→ **About this exercise**: Report the lines of the material that carry the string "icon".

→ **Stored data**:
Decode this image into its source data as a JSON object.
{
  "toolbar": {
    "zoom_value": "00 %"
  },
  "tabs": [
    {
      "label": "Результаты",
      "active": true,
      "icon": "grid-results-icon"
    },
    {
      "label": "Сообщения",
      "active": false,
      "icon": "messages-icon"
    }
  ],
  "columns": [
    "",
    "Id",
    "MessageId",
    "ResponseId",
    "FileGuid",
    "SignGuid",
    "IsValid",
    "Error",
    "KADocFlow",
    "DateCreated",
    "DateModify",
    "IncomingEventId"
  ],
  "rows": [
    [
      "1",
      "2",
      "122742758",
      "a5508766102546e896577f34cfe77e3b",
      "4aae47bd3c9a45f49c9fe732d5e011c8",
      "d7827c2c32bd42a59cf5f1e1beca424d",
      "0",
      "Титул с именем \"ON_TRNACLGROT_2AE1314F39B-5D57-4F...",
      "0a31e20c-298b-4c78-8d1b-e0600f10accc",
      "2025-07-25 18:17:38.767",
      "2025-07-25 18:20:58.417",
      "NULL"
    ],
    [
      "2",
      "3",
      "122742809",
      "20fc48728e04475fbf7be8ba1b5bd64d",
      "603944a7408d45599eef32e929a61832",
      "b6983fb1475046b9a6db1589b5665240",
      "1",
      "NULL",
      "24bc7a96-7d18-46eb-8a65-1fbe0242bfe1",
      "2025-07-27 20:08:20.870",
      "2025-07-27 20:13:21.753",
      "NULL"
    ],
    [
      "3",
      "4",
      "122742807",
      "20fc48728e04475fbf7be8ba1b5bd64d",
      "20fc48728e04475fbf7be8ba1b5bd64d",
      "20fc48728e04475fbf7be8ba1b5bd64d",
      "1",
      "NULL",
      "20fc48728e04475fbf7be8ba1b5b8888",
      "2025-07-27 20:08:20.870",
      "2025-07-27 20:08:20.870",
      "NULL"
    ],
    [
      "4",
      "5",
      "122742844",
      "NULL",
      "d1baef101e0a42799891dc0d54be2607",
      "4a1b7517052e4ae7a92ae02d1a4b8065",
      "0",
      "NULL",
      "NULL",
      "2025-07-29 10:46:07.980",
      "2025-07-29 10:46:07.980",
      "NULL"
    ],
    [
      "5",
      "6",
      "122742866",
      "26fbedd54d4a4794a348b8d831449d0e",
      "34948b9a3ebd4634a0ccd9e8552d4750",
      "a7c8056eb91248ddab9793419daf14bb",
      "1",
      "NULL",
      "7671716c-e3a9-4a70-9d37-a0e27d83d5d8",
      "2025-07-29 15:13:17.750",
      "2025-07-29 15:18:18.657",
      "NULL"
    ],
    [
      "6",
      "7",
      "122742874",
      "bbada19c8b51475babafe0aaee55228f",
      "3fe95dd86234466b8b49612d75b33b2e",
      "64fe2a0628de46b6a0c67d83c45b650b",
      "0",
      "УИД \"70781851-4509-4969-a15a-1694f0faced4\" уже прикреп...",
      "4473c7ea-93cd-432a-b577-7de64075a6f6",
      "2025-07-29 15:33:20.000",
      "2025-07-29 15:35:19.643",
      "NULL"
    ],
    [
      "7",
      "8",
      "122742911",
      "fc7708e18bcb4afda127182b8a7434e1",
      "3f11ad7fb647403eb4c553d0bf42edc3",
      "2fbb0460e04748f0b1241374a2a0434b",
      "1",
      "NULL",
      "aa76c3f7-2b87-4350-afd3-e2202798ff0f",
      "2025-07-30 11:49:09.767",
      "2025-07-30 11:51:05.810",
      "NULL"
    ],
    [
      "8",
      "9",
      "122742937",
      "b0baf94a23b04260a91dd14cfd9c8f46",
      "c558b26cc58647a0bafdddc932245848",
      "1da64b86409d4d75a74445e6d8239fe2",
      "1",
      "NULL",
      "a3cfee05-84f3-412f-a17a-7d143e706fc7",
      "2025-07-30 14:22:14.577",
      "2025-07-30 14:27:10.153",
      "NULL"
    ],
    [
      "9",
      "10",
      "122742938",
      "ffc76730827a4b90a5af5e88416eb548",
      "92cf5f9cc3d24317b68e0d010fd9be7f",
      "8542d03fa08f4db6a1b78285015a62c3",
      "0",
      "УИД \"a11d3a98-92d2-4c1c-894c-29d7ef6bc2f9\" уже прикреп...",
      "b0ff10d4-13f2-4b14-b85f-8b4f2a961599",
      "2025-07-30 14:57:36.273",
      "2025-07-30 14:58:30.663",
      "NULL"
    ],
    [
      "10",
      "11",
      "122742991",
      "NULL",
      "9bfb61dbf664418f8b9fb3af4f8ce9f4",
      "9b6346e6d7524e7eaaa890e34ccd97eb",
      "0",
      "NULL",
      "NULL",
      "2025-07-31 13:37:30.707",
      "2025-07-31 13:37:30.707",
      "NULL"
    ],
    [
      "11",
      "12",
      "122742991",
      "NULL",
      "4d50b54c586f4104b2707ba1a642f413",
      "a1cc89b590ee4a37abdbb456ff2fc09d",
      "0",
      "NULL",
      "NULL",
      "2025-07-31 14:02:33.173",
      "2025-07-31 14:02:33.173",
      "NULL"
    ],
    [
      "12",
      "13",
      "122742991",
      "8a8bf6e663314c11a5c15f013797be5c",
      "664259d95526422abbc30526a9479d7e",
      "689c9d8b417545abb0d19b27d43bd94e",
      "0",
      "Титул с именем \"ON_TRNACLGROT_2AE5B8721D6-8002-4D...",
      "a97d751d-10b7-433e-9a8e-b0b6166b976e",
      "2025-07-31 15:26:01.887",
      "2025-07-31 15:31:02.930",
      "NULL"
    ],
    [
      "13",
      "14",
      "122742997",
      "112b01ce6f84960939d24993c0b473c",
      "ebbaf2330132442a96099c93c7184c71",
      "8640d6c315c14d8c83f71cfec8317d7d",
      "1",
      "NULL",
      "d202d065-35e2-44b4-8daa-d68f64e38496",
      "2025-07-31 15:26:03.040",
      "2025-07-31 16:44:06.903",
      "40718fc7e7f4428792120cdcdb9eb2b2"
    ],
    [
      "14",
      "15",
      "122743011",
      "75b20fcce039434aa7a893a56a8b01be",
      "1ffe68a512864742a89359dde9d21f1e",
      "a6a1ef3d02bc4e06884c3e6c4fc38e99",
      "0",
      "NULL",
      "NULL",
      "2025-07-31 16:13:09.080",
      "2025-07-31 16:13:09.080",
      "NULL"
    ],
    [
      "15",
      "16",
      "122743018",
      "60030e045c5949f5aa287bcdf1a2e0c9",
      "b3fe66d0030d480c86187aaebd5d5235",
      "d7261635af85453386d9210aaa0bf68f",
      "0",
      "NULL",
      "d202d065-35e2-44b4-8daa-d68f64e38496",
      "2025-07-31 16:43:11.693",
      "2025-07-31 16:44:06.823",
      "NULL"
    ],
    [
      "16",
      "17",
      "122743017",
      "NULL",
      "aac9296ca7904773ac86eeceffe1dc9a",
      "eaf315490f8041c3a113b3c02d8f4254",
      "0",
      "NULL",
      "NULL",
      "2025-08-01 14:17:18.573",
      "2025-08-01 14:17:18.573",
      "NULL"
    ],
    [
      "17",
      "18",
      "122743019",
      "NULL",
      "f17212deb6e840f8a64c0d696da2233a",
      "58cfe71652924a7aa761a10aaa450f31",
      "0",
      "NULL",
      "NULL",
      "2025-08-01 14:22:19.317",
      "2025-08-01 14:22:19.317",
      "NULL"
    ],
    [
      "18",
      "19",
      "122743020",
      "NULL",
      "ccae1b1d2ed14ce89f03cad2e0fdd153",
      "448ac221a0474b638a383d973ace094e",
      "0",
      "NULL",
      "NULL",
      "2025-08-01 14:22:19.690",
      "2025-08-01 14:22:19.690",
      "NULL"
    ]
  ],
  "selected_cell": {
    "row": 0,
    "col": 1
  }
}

→ **Finished task**:
      "icon": "grid-results-icon"
      "icon": "messages-icon"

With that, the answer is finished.